● What you should do:
Please restate every entry exactly. Leave out the pictures.

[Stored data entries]
◆ ◆ ◆ ◆

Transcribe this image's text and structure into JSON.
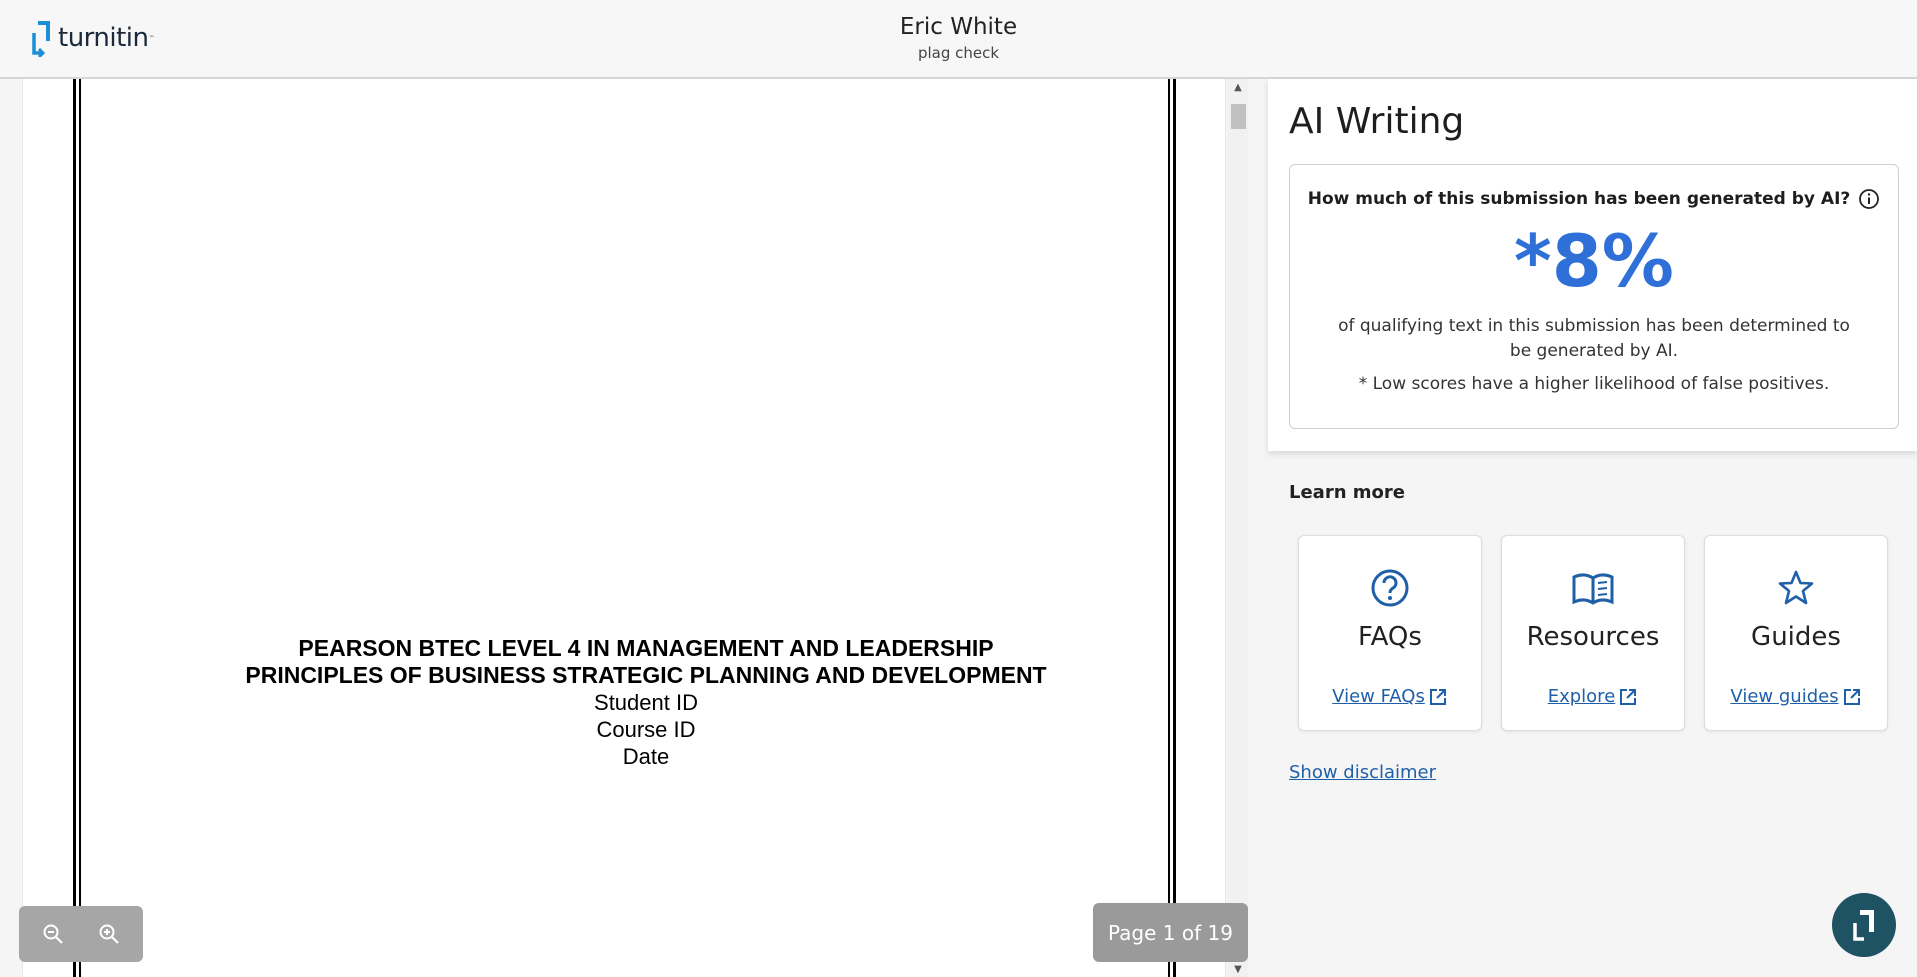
{
  "header": {
    "logo_text": "turnitin",
    "student_name": "Eric White",
    "assignment_title": "plag check"
  },
  "document": {
    "title_line_1": "PEARSON BTEC LEVEL 4 IN MANAGEMENT AND LEADERSHIP",
    "title_line_2": "PRINCIPLES OF BUSINESS STRATEGIC PLANNING AND DEVELOPMENT",
    "line_student_id": "Student ID",
    "line_course_id": "Course ID",
    "line_date": "Date"
  },
  "viewer": {
    "page_indicator": "Page 1 of 19",
    "zoom_out_icon": "zoom-out-icon",
    "zoom_in_icon": "zoom-in-icon"
  },
  "ai_panel": {
    "title": "AI Writing",
    "question": "How much of this submission has been generated by AI?",
    "percentage": "*8%",
    "description": "of qualifying text in this submission has been determined to be generated by AI.",
    "note": "* Low scores have a higher likelihood of false positives."
  },
  "learn_more": {
    "title": "Learn more",
    "cards": [
      {
        "label": "FAQs",
        "link": "View FAQs",
        "icon": "question-circle-icon"
      },
      {
        "label": "Resources",
        "link": "Explore",
        "icon": "open-book-icon"
      },
      {
        "label": "Guides",
        "link": "View guides",
        "icon": "star-icon"
      }
    ],
    "disclaimer_link": "Show disclaimer"
  },
  "colors": {
    "accent_blue": "#2f6fd8",
    "link_blue": "#1e5fa8",
    "help_button": "#1f5263"
  }
}
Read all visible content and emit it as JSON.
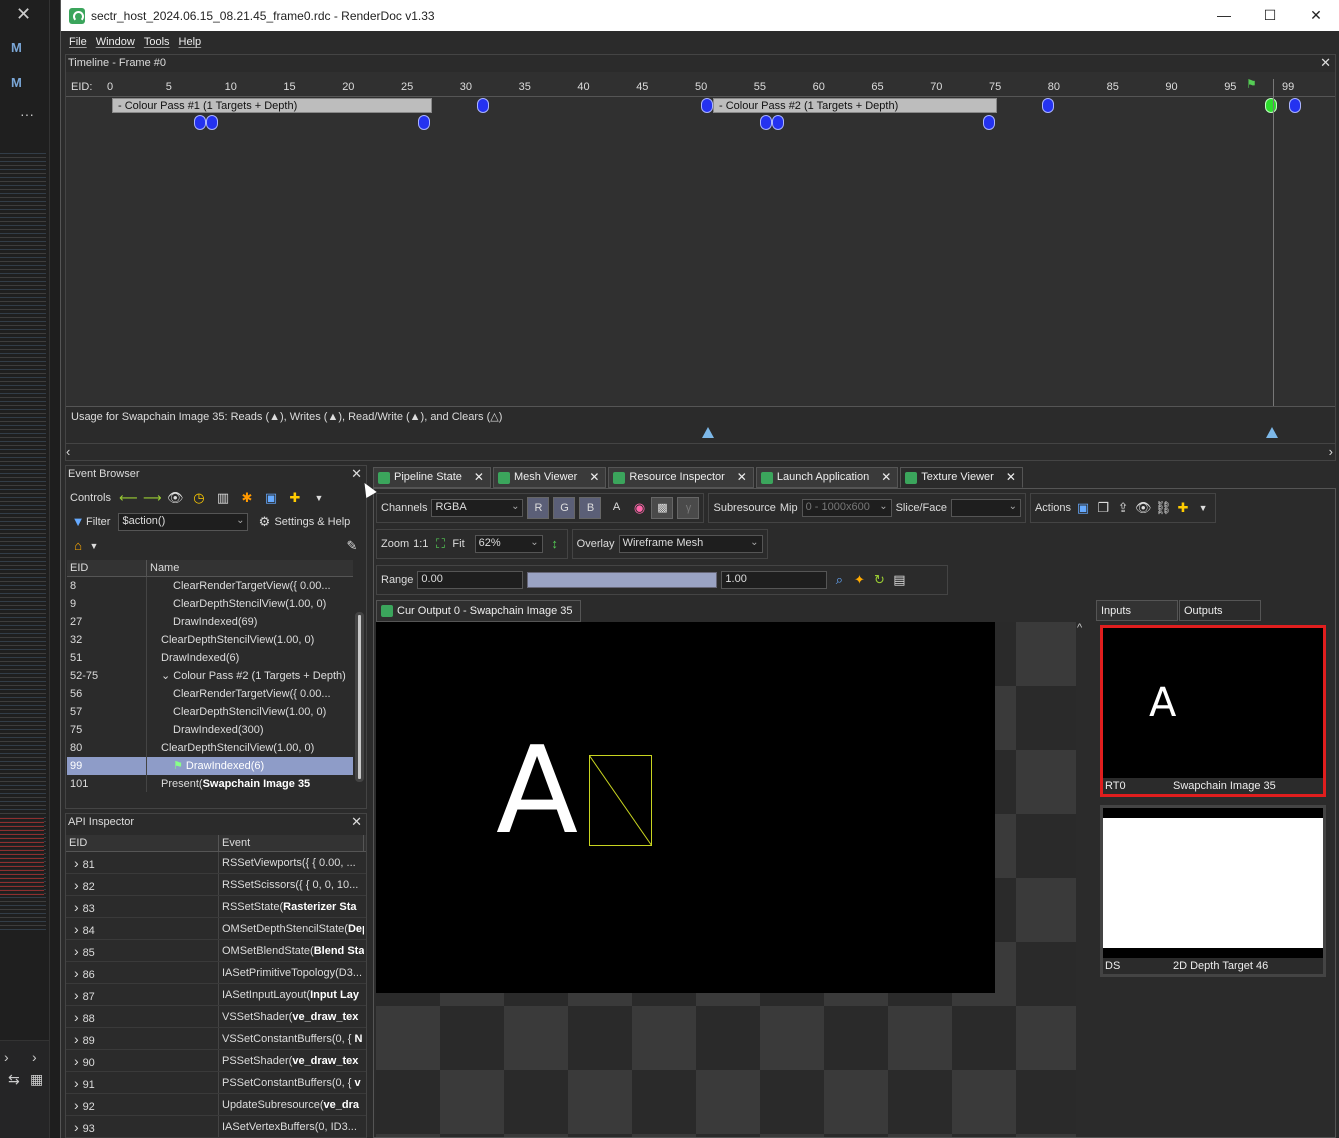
{
  "window": {
    "title": "sectr_host_2024.06.15_08.21.45_frame0.rdc - RenderDoc v1.33",
    "minimize": "—",
    "maximize": "☐",
    "close": "✕"
  },
  "left_strip": {
    "m1": "M",
    "m2": "M",
    "dots": "···"
  },
  "menu": {
    "file": "File",
    "window": "Window",
    "tools": "Tools",
    "help": "Help"
  },
  "timeline": {
    "header": "Timeline - Frame #0",
    "eid_label": "EID:",
    "ticks": [
      "0",
      "5",
      "10",
      "15",
      "20",
      "25",
      "30",
      "35",
      "40",
      "45",
      "50",
      "55",
      "60",
      "65",
      "70",
      "75",
      "80",
      "85",
      "90",
      "95",
      "99"
    ],
    "pass1": "-  Colour Pass #1 (1 Targets + Depth)",
    "pass2": "-  Colour Pass #2 (1 Targets + Depth)",
    "usage": "Usage for Swapchain Image 35: Reads (▲), Writes (▲), Read/Write (▲), and Clears (△)"
  },
  "event_browser": {
    "header": "Event Browser",
    "controls_label": "Controls",
    "filter_label": "Filter",
    "filter_value": "$action()",
    "settings_label": "Settings & Help",
    "col_eid": "EID",
    "col_name": "Name",
    "rows": [
      {
        "eid": "8",
        "name": "ClearRenderTargetView({ 0.00..."
      },
      {
        "eid": "9",
        "name": "ClearDepthStencilView(1.00, 0)"
      },
      {
        "eid": "27",
        "name": "DrawIndexed(69)"
      },
      {
        "eid": "32",
        "name": "ClearDepthStencilView(1.00, 0)"
      },
      {
        "eid": "51",
        "name": "DrawIndexed(6)"
      },
      {
        "eid": "52-75",
        "name": "Colour Pass #2 (1 Targets + Depth)"
      },
      {
        "eid": "56",
        "name": "ClearRenderTargetView({ 0.00..."
      },
      {
        "eid": "57",
        "name": "ClearDepthStencilView(1.00, 0)"
      },
      {
        "eid": "75",
        "name": "DrawIndexed(300)"
      },
      {
        "eid": "80",
        "name": "ClearDepthStencilView(1.00, 0)"
      },
      {
        "eid": "99",
        "name": "DrawIndexed(6)"
      },
      {
        "eid": "101",
        "name": "Present(Swapchain Image 35"
      }
    ]
  },
  "api_inspector": {
    "header": "API Inspector",
    "col_eid": "EID",
    "col_event": "Event",
    "rows": [
      {
        "eid": "81",
        "pre": "RSSetViewports({ { 0.00, ...",
        "bold": ""
      },
      {
        "eid": "82",
        "pre": "RSSetScissors({ { 0, 0, 10...",
        "bold": ""
      },
      {
        "eid": "83",
        "pre": "RSSetState(",
        "bold": "Rasterizer Sta"
      },
      {
        "eid": "84",
        "pre": "OMSetDepthStencilState(",
        "bold": "Dep"
      },
      {
        "eid": "85",
        "pre": "OMSetBlendState(",
        "bold": "Blend Sta"
      },
      {
        "eid": "86",
        "pre": "IASetPrimitiveTopology(D3...",
        "bold": ""
      },
      {
        "eid": "87",
        "pre": "IASetInputLayout(",
        "bold": "Input Lay"
      },
      {
        "eid": "88",
        "pre": "VSSetShader(",
        "bold": "ve_draw_tex"
      },
      {
        "eid": "89",
        "pre": "VSSetConstantBuffers(0, { ",
        "bold": "N"
      },
      {
        "eid": "90",
        "pre": "PSSetShader(",
        "bold": "ve_draw_tex"
      },
      {
        "eid": "91",
        "pre": "PSSetConstantBuffers(0, { ",
        "bold": "v"
      },
      {
        "eid": "92",
        "pre": "UpdateSubresource(",
        "bold": "ve_dra"
      },
      {
        "eid": "93",
        "pre": "IASetVertexBuffers(0, ID3...",
        "bold": ""
      }
    ]
  },
  "tabs": [
    {
      "label": "Pipeline State"
    },
    {
      "label": "Mesh Viewer"
    },
    {
      "label": "Resource Inspector"
    },
    {
      "label": "Launch Application"
    },
    {
      "label": "Texture Viewer"
    }
  ],
  "texture_viewer": {
    "channels_label": "Channels",
    "channels_value": "RGBA",
    "r": "R",
    "g": "G",
    "b": "B",
    "a": "A",
    "gamma": "γ",
    "subresource_label": "Subresource",
    "mip_label": "Mip",
    "mip_value": "0 - 1000x600",
    "slice_label": "Slice/Face",
    "actions_label": "Actions",
    "zoom_label": "Zoom",
    "zoom_11": "1:1",
    "fit_label": "Fit",
    "zoom_value": "62%",
    "overlay_label": "Overlay",
    "overlay_value": "Wireframe Mesh",
    "range_label": "Range",
    "range_min": "0.00",
    "range_max": "1.00",
    "output_tab": "Cur Output 0 - Swapchain Image 35",
    "render_text": "A",
    "inputs_tab": "Inputs",
    "outputs_tab": "Outputs",
    "thumb1_slot": "RT0",
    "thumb1_name": "Swapchain Image 35",
    "thumb1_text": "A",
    "thumb2_slot": "DS",
    "thumb2_name": "2D Depth Target 46"
  }
}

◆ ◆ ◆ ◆

● Answer space:
Transcribe this image's text and structure into JSON.
{
  "header": {
    "logo_text": "turnitin",
    "student_name": "Eric White",
    "assignment_title": "plag check"
  },
  "document": {
    "title_line_1": "PEARSON BTEC LEVEL 4 IN MANAGEMENT AND LEADERSHIP",
    "title_line_2": "PRINCIPLES OF BUSINESS STRATEGIC PLANNING AND DEVELOPMENT",
    "line_student_id": "Student ID",
    "line_course_id": "Course ID",
    "line_date": "Date"
  },
  "viewer": {
    "page_indicator": "Page 1 of 19",
    "zoom_out_icon": "zoom-out-icon",
    "zoom_in_icon": "zoom-in-icon"
  },
  "ai_panel": {
    "title": "AI Writing",
    "question": "How much of this submission has been generated by AI?",
    "percentage": "*8%",
    "description": "of qualifying text in this submission has been determined to be generated by AI.",
    "note": "* Low scores have a higher likelihood of false positives."
  },
  "learn_more": {
    "title": "Learn more",
    "cards": [
      {
        "label": "FAQs",
        "link": "View FAQs",
        "icon": "question-circle-icon"
      },
      {
        "label": "Resources",
        "link": "Explore",
        "icon": "open-book-icon"
      },
      {
        "label": "Guides",
        "link": "View guides",
        "icon": "star-icon"
      }
    ],
    "disclaimer_link": "Show disclaimer"
  },
  "colors": {
    "accent_blue": "#2f6fd8",
    "link_blue": "#1e5fa8",
    "help_button": "#1f5263"
  }
}
Read all visible content and emit it as JSON.
{
  "window": {
    "title": "sectr_host_2024.06.15_08.21.45_frame0.rdc - RenderDoc v1.33",
    "minimize": "—",
    "maximize": "☐",
    "close": "✕"
  },
  "left_strip": {
    "m1": "M",
    "m2": "M",
    "dots": "···"
  },
  "menu": {
    "file": "File",
    "window": "Window",
    "tools": "Tools",
    "help": "Help"
  },
  "timeline": {
    "header": "Timeline - Frame #0",
    "eid_label": "EID:",
    "ticks": [
      "0",
      "5",
      "10",
      "15",
      "20",
      "25",
      "30",
      "35",
      "40",
      "45",
      "50",
      "55",
      "60",
      "65",
      "70",
      "75",
      "80",
      "85",
      "90",
      "95",
      "99"
    ],
    "pass1": "-  Colour Pass #1 (1 Targets + Depth)",
    "pass2": "-  Colour Pass #2 (1 Targets + Depth)",
    "usage": "Usage for Swapchain Image 35: Reads (▲), Writes (▲), Read/Write (▲), and Clears (△)"
  },
  "event_browser": {
    "header": "Event Browser",
    "controls_label": "Controls",
    "filter_label": "Filter",
    "filter_value": "$action()",
    "settings_label": "Settings & Help",
    "col_eid": "EID",
    "col_name": "Name",
    "rows": [
      {
        "eid": "8",
        "name": "ClearRenderTargetView({ 0.00..."
      },
      {
        "eid": "9",
        "name": "ClearDepthStencilView(1.00, 0)"
      },
      {
        "eid": "27",
        "name": "DrawIndexed(69)"
      },
      {
        "eid": "32",
        "name": "ClearDepthStencilView(1.00, 0)"
      },
      {
        "eid": "51",
        "name": "DrawIndexed(6)"
      },
      {
        "eid": "52-75",
        "name": "Colour Pass #2 (1 Targets + Depth)"
      },
      {
        "eid": "56",
        "name": "ClearRenderTargetView({ 0.00..."
      },
      {
        "eid": "57",
        "name": "ClearDepthStencilView(1.00, 0)"
      },
      {
        "eid": "75",
        "name": "DrawIndexed(300)"
      },
      {
        "eid": "80",
        "name": "ClearDepthStencilView(1.00, 0)"
      },
      {
        "eid": "99",
        "name": "DrawIndexed(6)"
      },
      {
        "eid": "101",
        "name": "Present(Swapchain Image 35"
      }
    ]
  },
  "api_inspector": {
    "header": "API Inspector",
    "col_eid": "EID",
    "col_event": "Event",
    "rows": [
      {
        "eid": "81",
        "pre": "RSSetViewports({ { 0.00, ...",
        "bold": ""
      },
      {
        "eid": "82",
        "pre": "RSSetScissors({ { 0, 0, 10...",
        "bold": ""
      },
      {
        "eid": "83",
        "pre": "RSSetState(",
        "bold": "Rasterizer Sta"
      },
      {
        "eid": "84",
        "pre": "OMSetDepthStencilState(",
        "bold": "Dep"
      },
      {
        "eid": "85",
        "pre": "OMSetBlendState(",
        "bold": "Blend Sta"
      },
      {
        "eid": "86",
        "pre": "IASetPrimitiveTopology(D3...",
        "bold": ""
      },
      {
        "eid": "87",
        "pre": "IASetInputLayout(",
        "bold": "Input Lay"
      },
      {
        "eid": "88",
        "pre": "VSSetShader(",
        "bold": "ve_draw_tex"
      },
      {
        "eid": "89",
        "pre": "VSSetConstantBuffers(0, { ",
        "bold": "N"
      },
      {
        "eid": "90",
        "pre": "PSSetShader(",
        "bold": "ve_draw_tex"
      },
      {
        "eid": "91",
        "pre": "PSSetConstantBuffers(0, { ",
        "bold": "v"
      },
      {
        "eid": "92",
        "pre": "UpdateSubresource(",
        "bold": "ve_dra"
      },
      {
        "eid": "93",
        "pre": "IASetVertexBuffers(0, ID3...",
        "bold": ""
      }
    ]
  },
  "tabs": [
    {
      "label": "Pipeline State"
    },
    {
      "label": "Mesh Viewer"
    },
    {
      "label": "Resource Inspector"
    },
    {
      "label": "Launch Application"
    },
    {
      "label": "Texture Viewer"
    }
  ],
  "texture_viewer": {
    "channels_label": "Channels",
    "channels_value": "RGBA",
    "r": "R",
    "g": "G",
    "b": "B",
    "a": "A",
    "gamma": "γ",
    "subresource_label": "Subresource",
    "mip_label": "Mip",
    "mip_value": "0 - 1000x600",
    "slice_label": "Slice/Face",
    "actions_label": "Actions",
    "zoom_label": "Zoom",
    "zoom_11": "1:1",
    "fit_label": "Fit",
    "zoom_value": "62%",
    "overlay_label": "Overlay",
    "overlay_value": "Wireframe Mesh",
    "range_label": "Range",
    "range_min": "0.00",
    "range_max": "1.00",
    "output_tab": "Cur Output 0 - Swapchain Image 35",
    "render_text": "A",
    "inputs_tab": "Inputs",
    "outputs_tab": "Outputs",
    "thumb1_slot": "RT0",
    "thumb1_name": "Swapchain Image 35",
    "thumb1_text": "A",
    "thumb2_slot": "DS",
    "thumb2_name": "2D Depth Target 46"
  }
}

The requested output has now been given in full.